A little moral calculus for the current LD resolution, which concerns the justice of the death penalty.
1. Assume that, at some point, the state has erred and condemned an innocent to die.
2. Assume that this has occurred in 1% of cases. (Given the work of The Innocence Project, which, using DNA technology, has exonerated 15 death row inmates in 15 years, and given an average of 50 executions per year in the United States since 1976, this assumption has a high degree of plausibility--and may even be too conservative.)
3. Is a 1% error rate acceptable?
4. Regardless, what is the maximum or minimum error rate for the death penalty to be considered just or unjust?

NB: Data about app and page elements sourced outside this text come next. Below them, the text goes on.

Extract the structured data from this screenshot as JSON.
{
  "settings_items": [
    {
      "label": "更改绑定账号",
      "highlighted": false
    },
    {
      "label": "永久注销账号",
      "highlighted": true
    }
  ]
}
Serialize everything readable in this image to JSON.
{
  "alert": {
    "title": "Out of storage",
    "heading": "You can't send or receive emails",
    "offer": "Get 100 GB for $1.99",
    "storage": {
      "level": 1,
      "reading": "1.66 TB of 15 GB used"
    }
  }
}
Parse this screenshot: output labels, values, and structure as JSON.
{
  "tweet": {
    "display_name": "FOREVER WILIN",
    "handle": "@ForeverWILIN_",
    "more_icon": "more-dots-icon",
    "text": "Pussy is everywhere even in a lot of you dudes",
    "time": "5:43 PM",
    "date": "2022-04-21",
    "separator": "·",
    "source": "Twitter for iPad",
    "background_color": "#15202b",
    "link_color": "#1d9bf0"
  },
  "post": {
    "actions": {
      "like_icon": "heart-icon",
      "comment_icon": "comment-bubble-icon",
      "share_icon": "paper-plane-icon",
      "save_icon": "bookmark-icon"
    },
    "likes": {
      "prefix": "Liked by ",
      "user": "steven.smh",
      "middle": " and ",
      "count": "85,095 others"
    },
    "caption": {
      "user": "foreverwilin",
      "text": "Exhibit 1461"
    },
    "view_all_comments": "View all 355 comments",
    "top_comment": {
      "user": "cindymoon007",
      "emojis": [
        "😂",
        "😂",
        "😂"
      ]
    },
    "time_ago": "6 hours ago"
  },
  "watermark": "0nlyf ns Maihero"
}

5. Is an extremist anti-death-penalty stance morally defensible? In other words, does the potential execution of even one innocent render the death penalty unjust?